BEGIN Material provided

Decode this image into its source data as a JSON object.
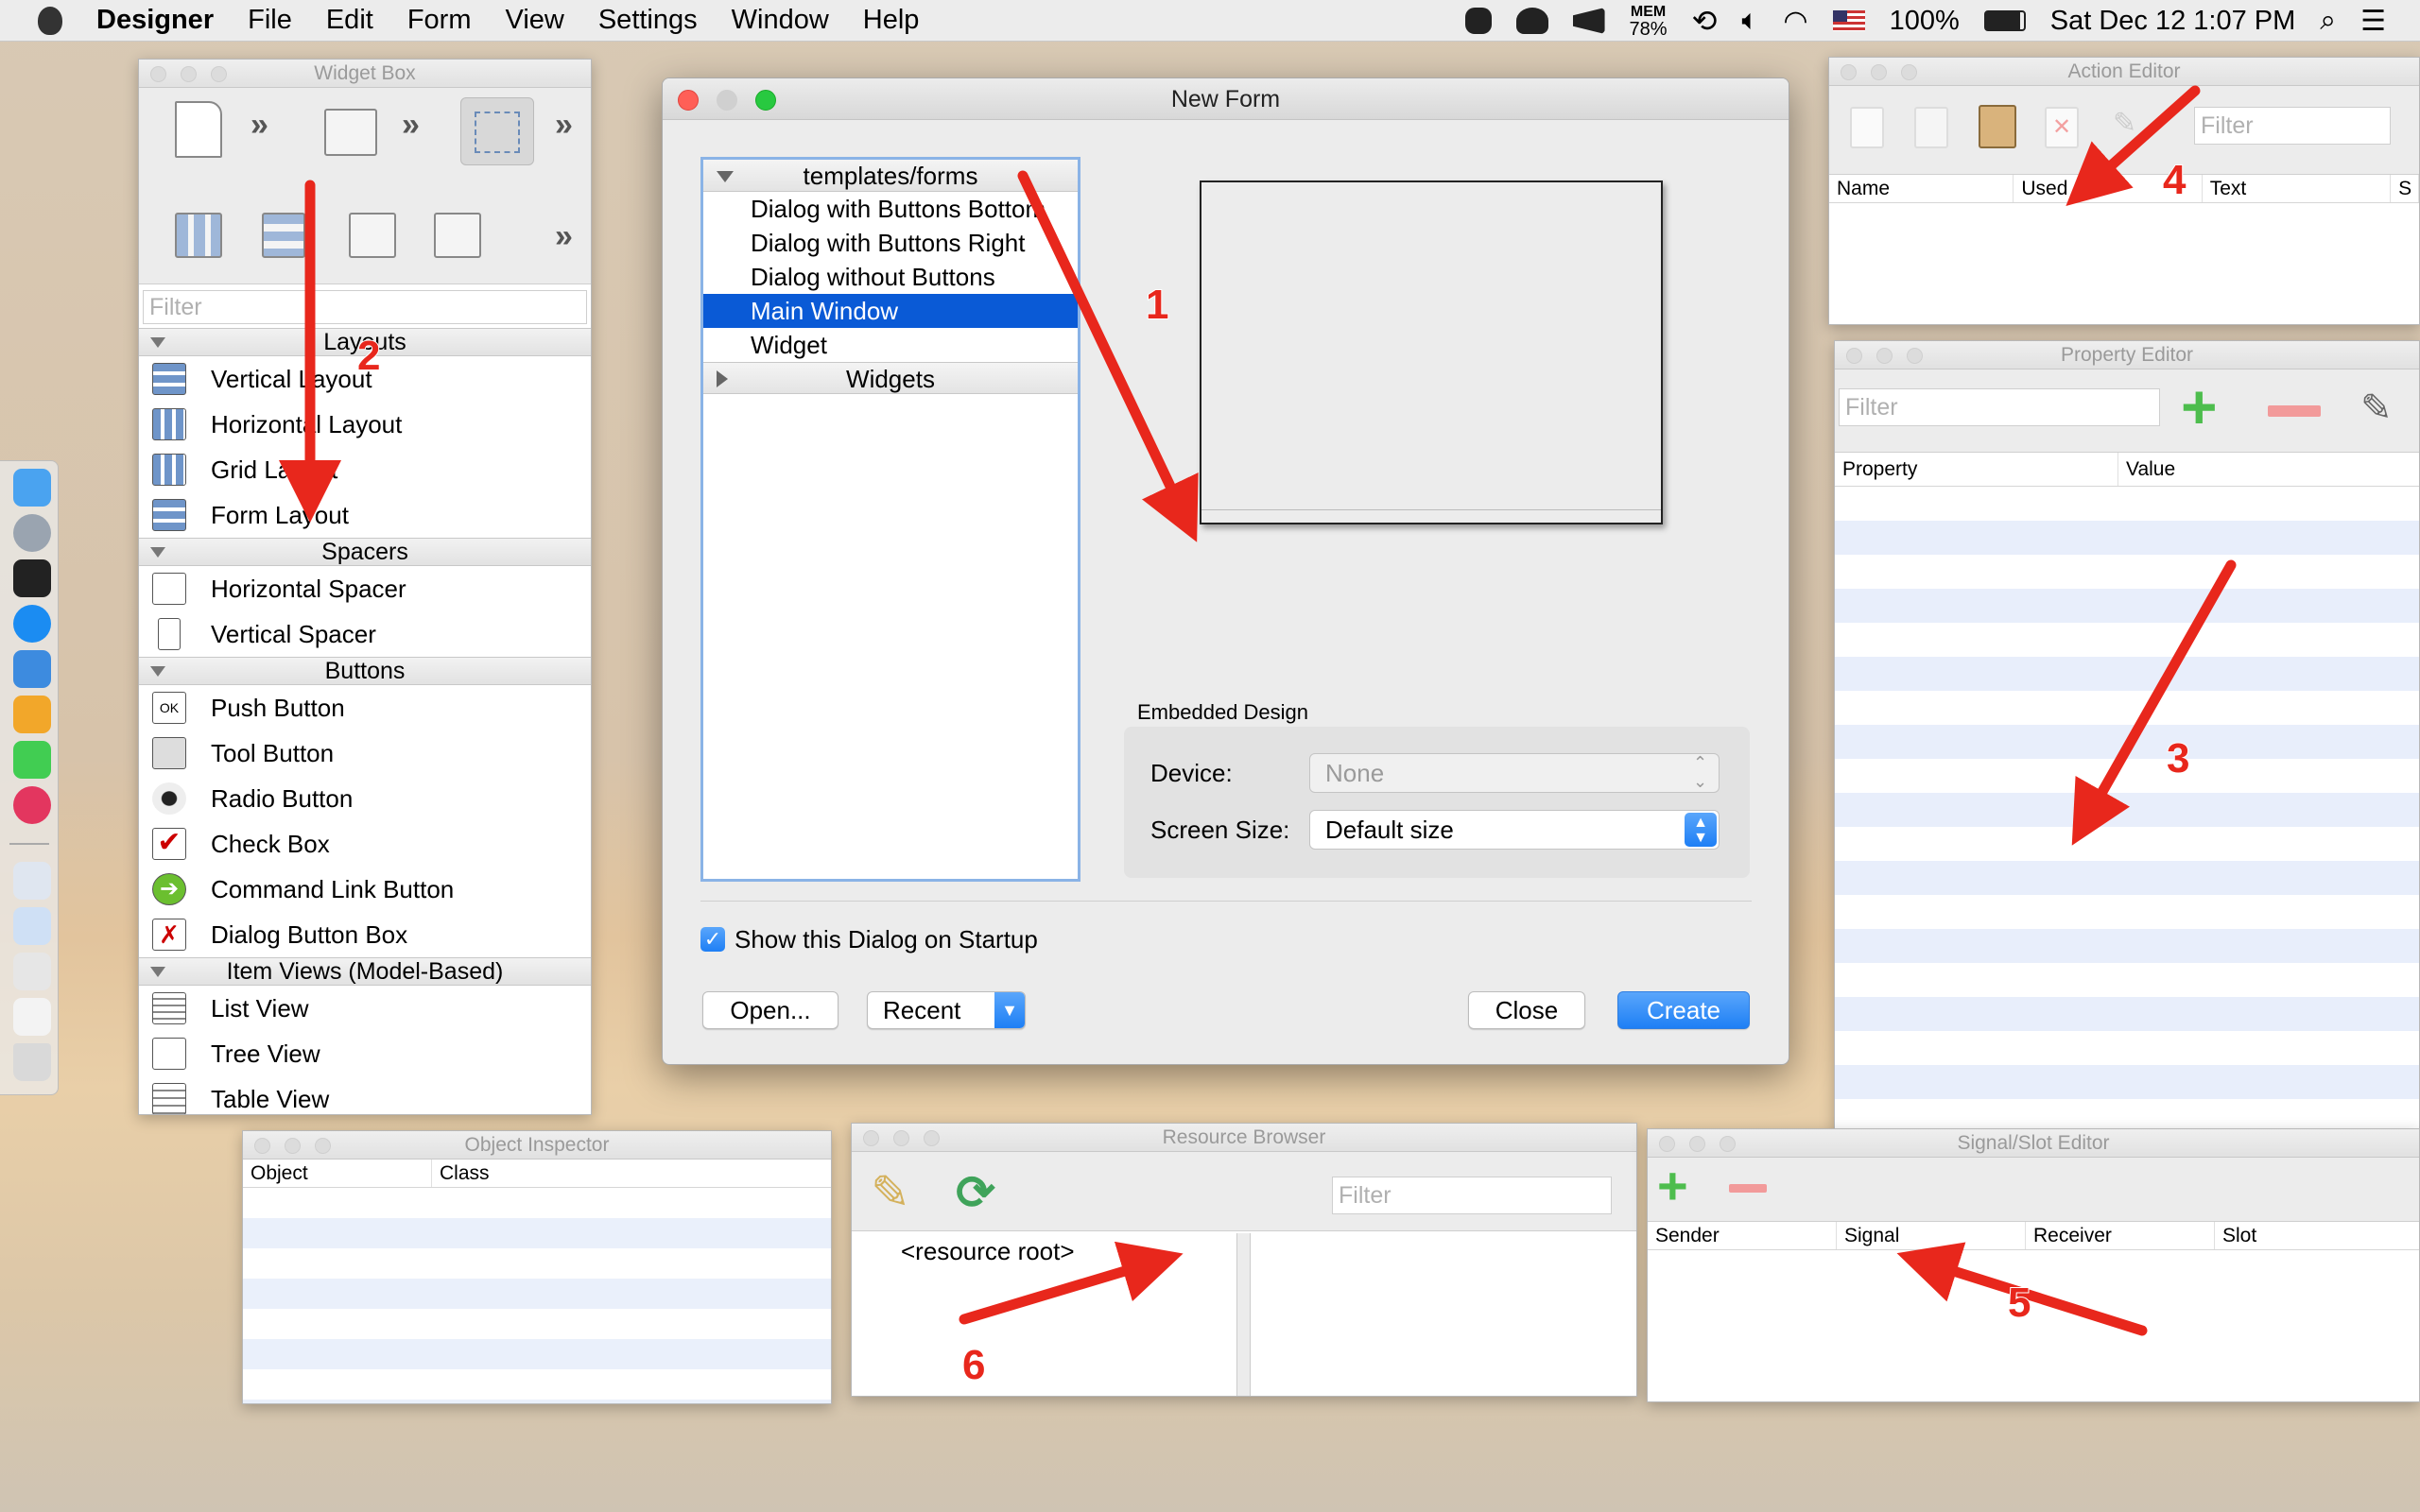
{
  "menubar": {
    "app_name": "Designer",
    "menus": [
      "File",
      "Edit",
      "Form",
      "View",
      "Settings",
      "Window",
      "Help"
    ],
    "mem_label": "MEM",
    "mem_value": "78%",
    "battery": "100%",
    "clock": "Sat Dec 12  1:07 PM"
  },
  "widget_box": {
    "title": "Widget Box",
    "filter_placeholder": "Filter",
    "categories": {
      "layouts": {
        "label": "Layouts",
        "items": [
          "Vertical Layout",
          "Horizontal Layout",
          "Grid Layout",
          "Form Layout"
        ]
      },
      "spacers": {
        "label": "Spacers",
        "items": [
          "Horizontal Spacer",
          "Vertical Spacer"
        ]
      },
      "buttons": {
        "label": "Buttons",
        "items": [
          "Push Button",
          "Tool Button",
          "Radio Button",
          "Check Box",
          "Command Link Button",
          "Dialog Button Box"
        ]
      },
      "item_views": {
        "label": "Item Views (Model-Based)",
        "items": [
          "List View",
          "Tree View",
          "Table View"
        ]
      }
    }
  },
  "new_form": {
    "title": "New Form",
    "tree": {
      "templates_label": "templates/forms",
      "templates": [
        "Dialog with Buttons Bottom",
        "Dialog with Buttons Right",
        "Dialog without Buttons",
        "Main Window",
        "Widget"
      ],
      "selected_index": 3,
      "widgets_label": "Widgets"
    },
    "embedded_design_label": "Embedded Design",
    "device_label": "Device:",
    "device_value": "None",
    "screen_size_label": "Screen Size:",
    "screen_size_value": "Default size",
    "show_on_startup_label": "Show this Dialog on Startup",
    "show_on_startup_checked": true,
    "open_button": "Open...",
    "recent_button": "Recent",
    "close_button": "Close",
    "create_button": "Create"
  },
  "action_editor": {
    "title": "Action Editor",
    "filter_placeholder": "Filter",
    "columns": [
      "Name",
      "Used",
      "Text",
      "S"
    ]
  },
  "property_editor": {
    "title": "Property Editor",
    "filter_placeholder": "Filter",
    "columns": [
      "Property",
      "Value"
    ]
  },
  "object_inspector": {
    "title": "Object Inspector",
    "columns": [
      "Object",
      "Class"
    ]
  },
  "resource_browser": {
    "title": "Resource Browser",
    "filter_placeholder": "Filter",
    "root_label": "<resource root>"
  },
  "signal_slot_editor": {
    "title": "Signal/Slot Editor",
    "columns": [
      "Sender",
      "Signal",
      "Receiver",
      "Slot"
    ]
  },
  "annotations": [
    "1",
    "2",
    "3",
    "4",
    "5",
    "6"
  ],
  "colors": {
    "arrow": "#e8271c",
    "selection": "#0a5ad6",
    "default_button": "#1e7ff5"
  }
}
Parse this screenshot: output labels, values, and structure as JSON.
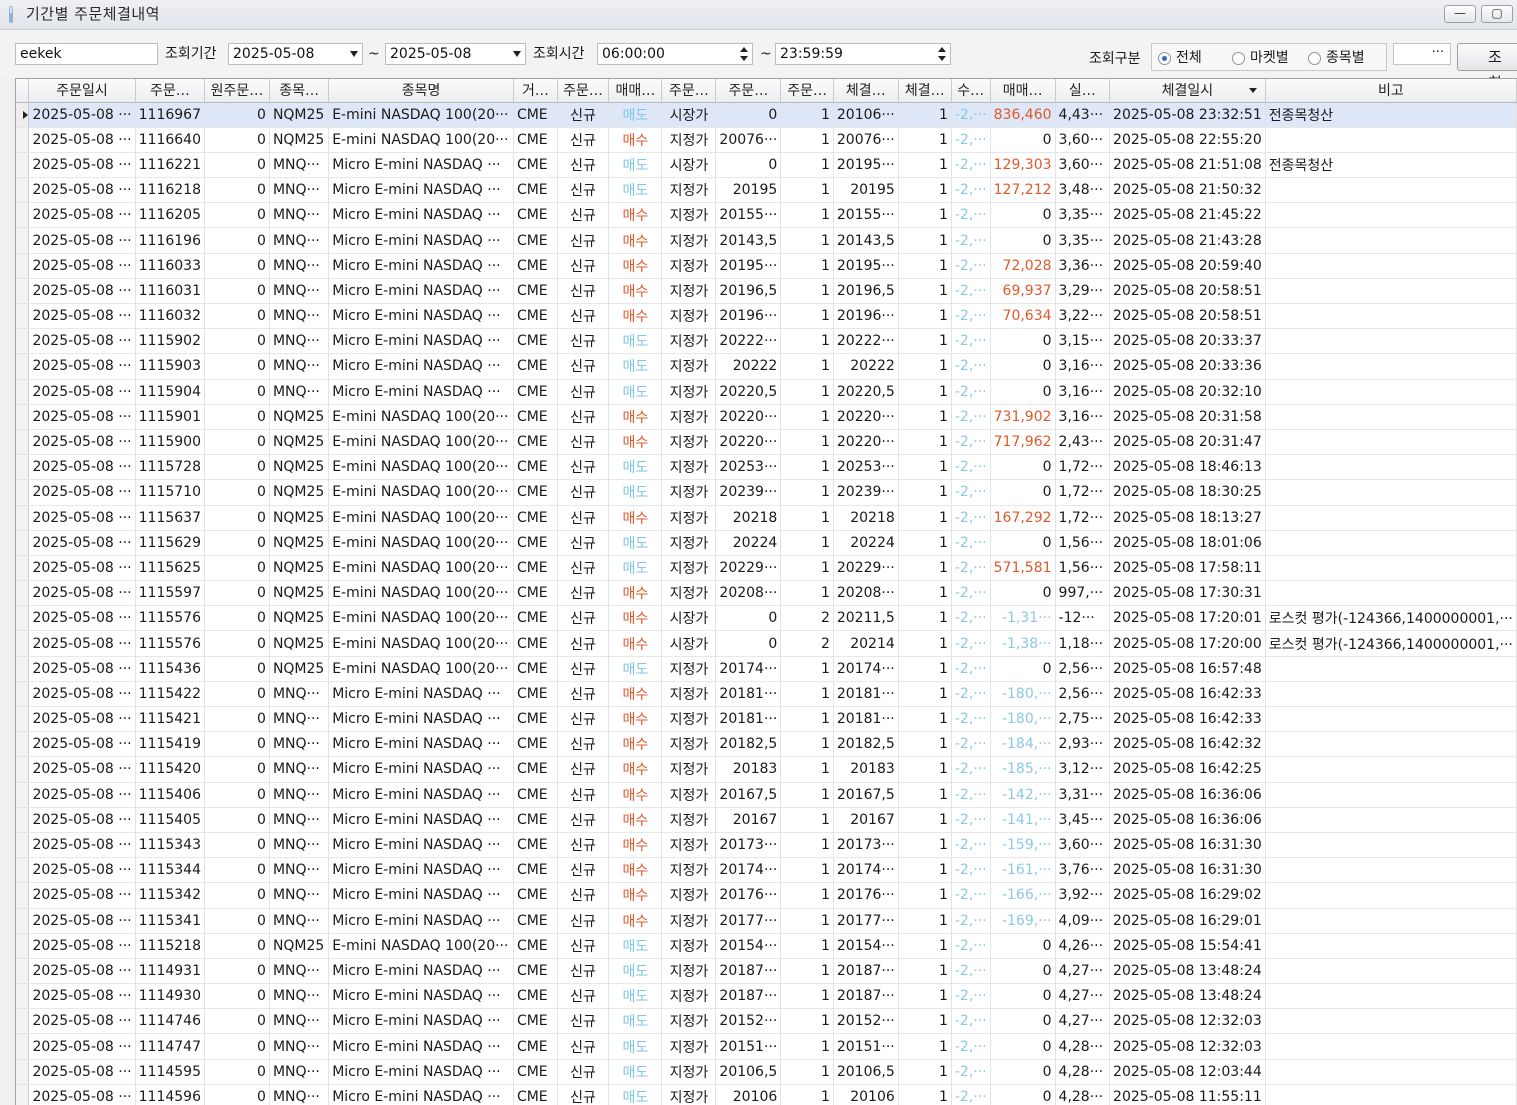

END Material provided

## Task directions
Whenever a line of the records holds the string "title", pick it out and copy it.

## Task output
    "title": "Widget Box",
    "title": "New Form",
    "title": "Action Editor",
    "title": "Property Editor",
    "title": "Object Inspector",
    "title": "Resource Browser",
    "title": "Signal/Slot Editor",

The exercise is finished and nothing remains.